» What you have to do
In the entries below, count the lines that hold the string "value" and state only that count.

(Entries from a dataset of interfaces)
++++++

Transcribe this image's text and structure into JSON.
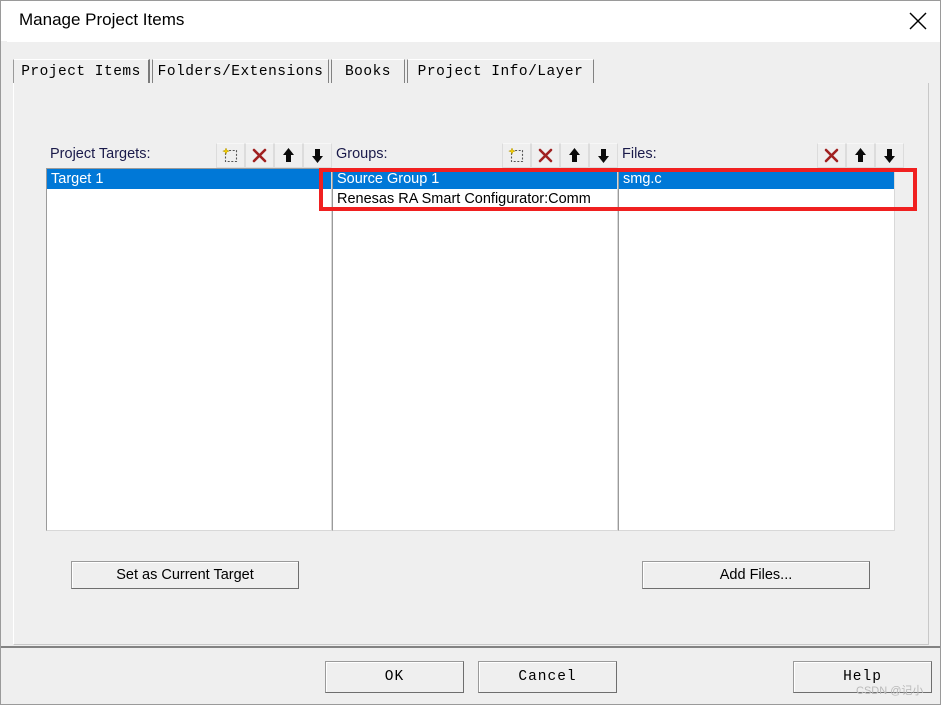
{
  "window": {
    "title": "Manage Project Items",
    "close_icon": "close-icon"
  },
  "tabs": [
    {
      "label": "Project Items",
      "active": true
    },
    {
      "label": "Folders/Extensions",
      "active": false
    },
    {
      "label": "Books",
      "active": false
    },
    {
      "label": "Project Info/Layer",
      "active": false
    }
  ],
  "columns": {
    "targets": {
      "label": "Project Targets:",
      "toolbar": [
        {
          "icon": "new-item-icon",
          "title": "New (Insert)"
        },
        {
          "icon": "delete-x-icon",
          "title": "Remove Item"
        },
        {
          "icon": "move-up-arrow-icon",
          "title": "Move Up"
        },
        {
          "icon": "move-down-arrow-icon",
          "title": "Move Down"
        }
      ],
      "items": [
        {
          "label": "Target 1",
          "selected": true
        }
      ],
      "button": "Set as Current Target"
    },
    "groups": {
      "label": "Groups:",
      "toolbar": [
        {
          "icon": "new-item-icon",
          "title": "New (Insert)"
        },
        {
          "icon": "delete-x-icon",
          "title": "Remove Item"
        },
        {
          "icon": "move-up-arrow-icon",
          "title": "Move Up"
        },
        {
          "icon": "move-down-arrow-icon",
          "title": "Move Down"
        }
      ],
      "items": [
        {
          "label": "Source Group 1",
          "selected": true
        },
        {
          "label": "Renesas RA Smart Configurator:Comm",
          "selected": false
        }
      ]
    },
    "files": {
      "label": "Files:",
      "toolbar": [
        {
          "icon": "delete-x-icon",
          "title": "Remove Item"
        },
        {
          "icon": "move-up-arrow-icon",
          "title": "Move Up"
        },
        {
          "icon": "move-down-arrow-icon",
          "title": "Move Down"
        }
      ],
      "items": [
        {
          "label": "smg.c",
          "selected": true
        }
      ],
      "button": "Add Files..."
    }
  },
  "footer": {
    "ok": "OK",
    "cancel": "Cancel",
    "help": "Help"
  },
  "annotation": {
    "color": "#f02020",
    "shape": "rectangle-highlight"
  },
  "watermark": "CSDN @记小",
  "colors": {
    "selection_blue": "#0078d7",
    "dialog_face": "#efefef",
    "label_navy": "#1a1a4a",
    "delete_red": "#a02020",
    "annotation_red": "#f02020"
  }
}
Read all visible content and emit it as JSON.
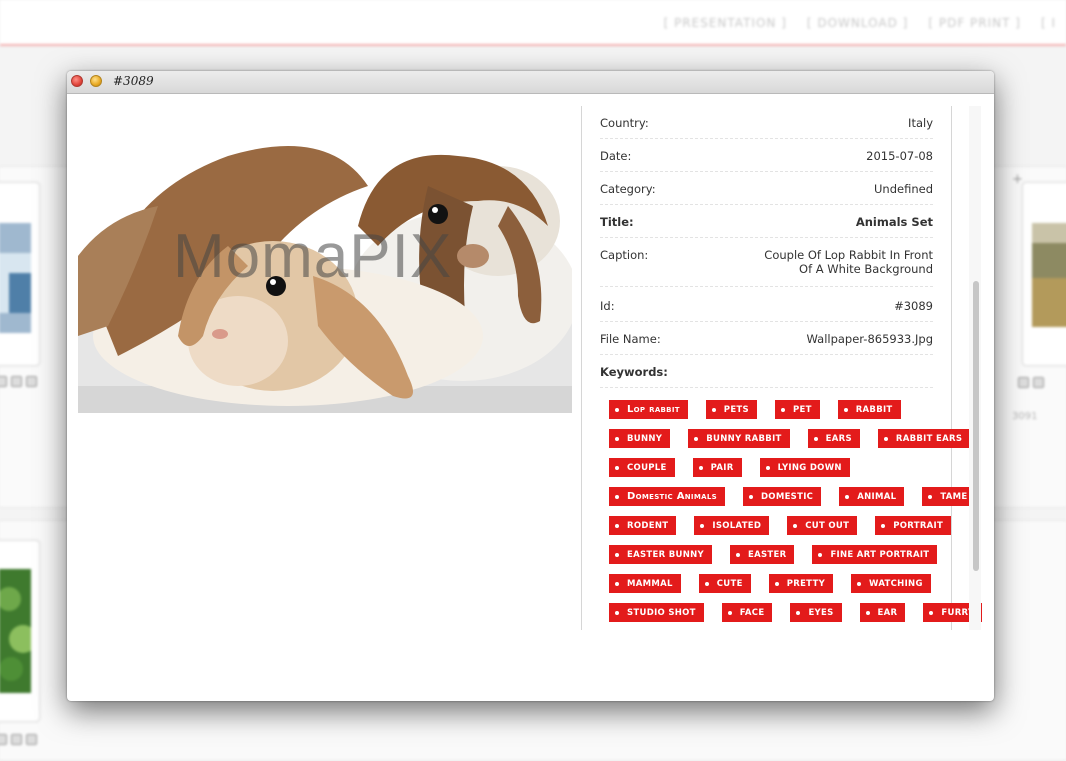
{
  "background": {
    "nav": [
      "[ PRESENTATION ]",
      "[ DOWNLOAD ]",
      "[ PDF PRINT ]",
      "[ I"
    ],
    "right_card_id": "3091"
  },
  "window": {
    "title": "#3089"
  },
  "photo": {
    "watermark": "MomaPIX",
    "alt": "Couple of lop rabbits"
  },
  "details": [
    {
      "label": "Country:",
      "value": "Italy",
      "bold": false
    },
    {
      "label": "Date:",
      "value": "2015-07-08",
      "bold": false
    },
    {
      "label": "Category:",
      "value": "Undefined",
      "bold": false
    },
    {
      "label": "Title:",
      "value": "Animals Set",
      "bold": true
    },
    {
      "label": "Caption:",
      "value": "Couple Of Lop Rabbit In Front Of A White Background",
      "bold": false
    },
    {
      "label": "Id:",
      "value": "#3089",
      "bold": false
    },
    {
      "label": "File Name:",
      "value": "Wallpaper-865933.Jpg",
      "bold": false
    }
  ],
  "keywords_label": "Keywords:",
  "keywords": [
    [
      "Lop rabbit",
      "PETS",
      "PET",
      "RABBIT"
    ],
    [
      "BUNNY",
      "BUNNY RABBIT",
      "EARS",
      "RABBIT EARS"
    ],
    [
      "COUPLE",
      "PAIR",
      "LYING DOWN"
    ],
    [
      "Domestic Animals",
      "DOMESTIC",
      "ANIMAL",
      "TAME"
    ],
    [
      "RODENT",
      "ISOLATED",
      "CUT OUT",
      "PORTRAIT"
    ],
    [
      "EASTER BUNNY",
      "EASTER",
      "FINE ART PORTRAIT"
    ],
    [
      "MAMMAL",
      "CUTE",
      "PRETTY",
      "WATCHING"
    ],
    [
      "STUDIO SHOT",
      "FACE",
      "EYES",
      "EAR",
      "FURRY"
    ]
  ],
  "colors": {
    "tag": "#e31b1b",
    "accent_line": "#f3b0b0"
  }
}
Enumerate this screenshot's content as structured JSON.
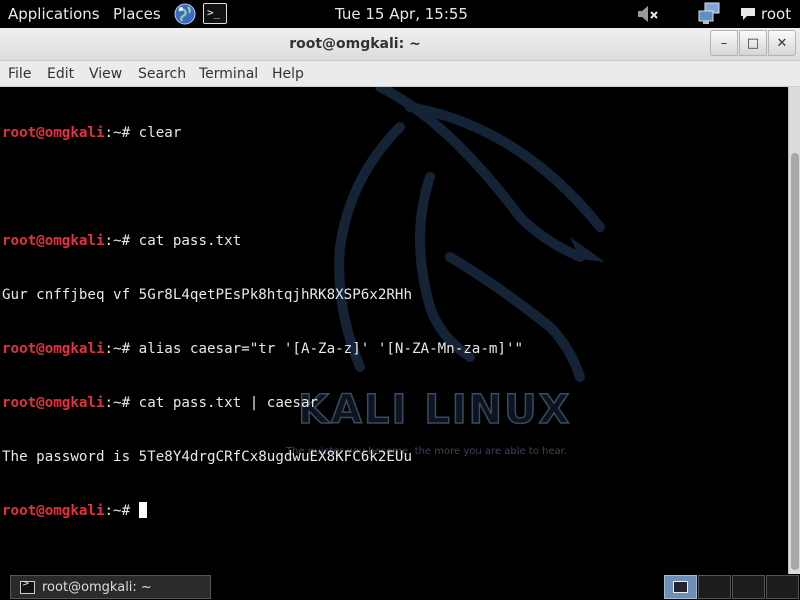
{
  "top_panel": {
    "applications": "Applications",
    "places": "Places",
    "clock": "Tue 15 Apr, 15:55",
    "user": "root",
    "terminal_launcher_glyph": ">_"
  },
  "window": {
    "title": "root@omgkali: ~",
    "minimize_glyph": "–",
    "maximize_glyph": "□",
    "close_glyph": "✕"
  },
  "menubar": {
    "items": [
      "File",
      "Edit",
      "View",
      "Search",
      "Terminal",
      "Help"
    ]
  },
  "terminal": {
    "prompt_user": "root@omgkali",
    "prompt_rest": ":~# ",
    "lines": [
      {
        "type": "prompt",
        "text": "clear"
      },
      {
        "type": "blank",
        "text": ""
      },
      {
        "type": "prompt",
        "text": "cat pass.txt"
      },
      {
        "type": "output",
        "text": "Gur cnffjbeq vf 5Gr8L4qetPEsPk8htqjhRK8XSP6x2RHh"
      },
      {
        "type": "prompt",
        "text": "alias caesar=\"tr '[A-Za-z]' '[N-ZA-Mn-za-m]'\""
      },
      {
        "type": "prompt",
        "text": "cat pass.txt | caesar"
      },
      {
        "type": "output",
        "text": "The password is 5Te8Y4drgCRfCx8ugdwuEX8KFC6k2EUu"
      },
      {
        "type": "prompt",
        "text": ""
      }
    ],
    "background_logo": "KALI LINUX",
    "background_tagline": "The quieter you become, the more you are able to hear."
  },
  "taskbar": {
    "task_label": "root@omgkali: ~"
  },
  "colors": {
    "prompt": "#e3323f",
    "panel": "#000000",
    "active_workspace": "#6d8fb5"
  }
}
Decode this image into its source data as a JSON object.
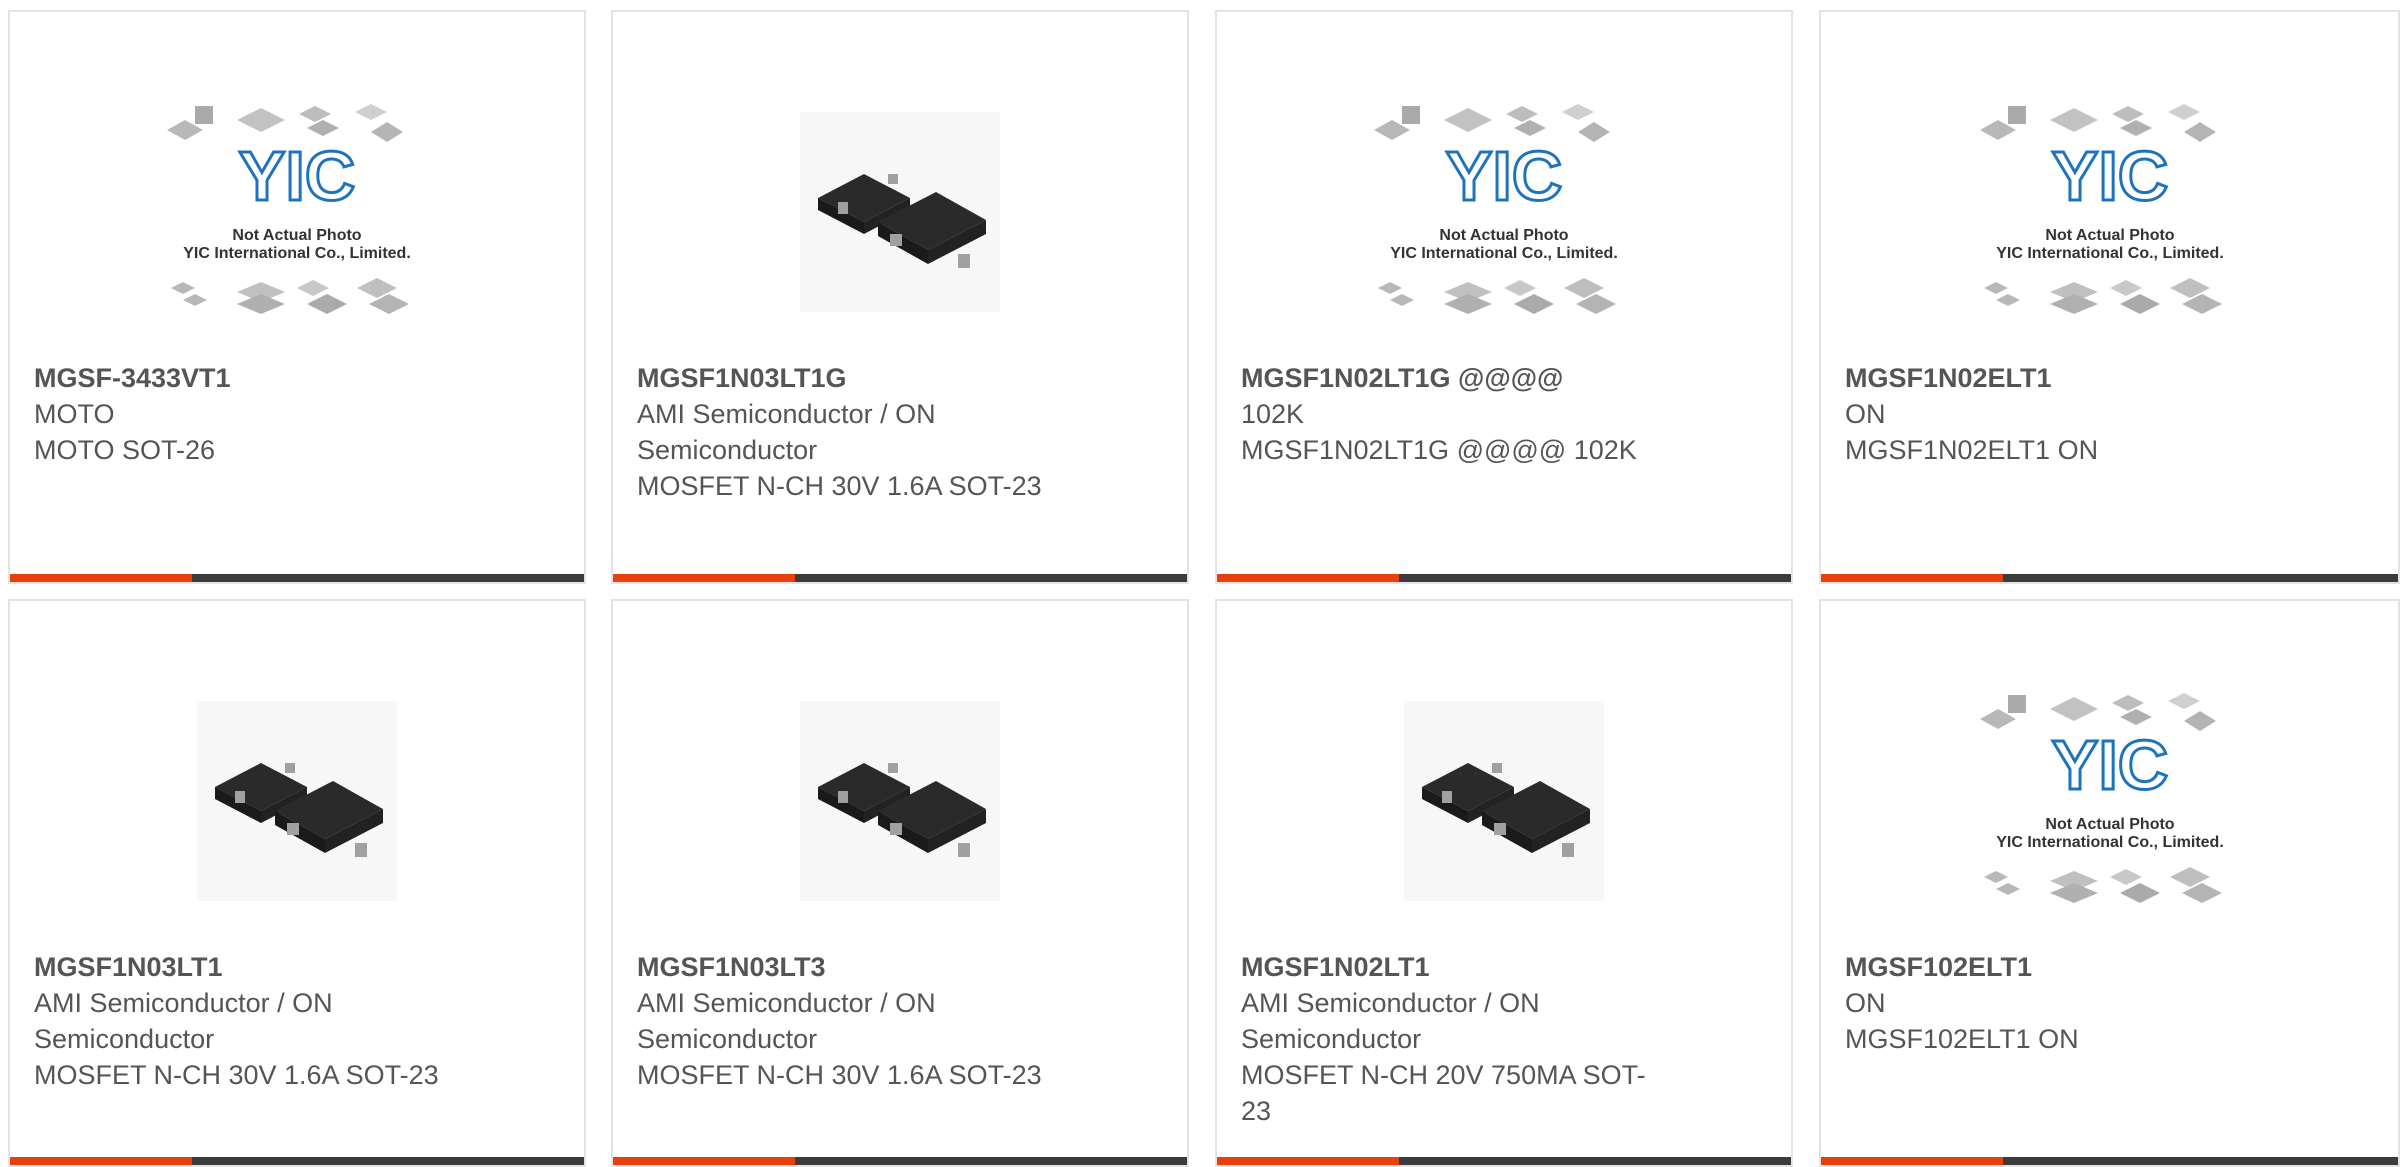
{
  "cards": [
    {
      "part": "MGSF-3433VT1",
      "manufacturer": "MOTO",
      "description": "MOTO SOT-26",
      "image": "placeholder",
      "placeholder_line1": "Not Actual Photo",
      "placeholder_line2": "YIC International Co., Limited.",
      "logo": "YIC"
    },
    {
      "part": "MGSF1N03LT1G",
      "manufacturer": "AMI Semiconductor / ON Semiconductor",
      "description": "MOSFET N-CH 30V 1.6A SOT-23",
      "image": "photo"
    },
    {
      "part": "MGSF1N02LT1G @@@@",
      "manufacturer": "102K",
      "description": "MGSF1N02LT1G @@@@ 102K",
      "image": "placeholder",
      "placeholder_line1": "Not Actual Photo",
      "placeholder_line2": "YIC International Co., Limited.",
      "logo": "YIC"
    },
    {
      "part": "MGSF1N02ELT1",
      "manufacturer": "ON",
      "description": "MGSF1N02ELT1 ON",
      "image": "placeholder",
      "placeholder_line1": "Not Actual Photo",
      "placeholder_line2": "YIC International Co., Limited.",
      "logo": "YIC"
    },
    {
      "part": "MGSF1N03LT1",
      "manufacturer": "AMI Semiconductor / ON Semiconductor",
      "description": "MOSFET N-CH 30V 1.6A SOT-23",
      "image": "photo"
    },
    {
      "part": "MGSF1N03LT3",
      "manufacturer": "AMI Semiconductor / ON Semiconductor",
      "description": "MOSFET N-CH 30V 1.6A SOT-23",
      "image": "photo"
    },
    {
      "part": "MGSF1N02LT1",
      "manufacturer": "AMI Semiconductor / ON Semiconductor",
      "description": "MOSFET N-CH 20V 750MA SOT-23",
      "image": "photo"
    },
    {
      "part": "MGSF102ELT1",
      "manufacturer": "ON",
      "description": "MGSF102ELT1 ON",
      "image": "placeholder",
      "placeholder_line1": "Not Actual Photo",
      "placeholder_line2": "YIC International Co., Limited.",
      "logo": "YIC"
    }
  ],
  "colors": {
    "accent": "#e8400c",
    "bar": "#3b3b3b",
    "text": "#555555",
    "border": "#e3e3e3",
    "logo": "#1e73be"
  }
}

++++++

» Output
7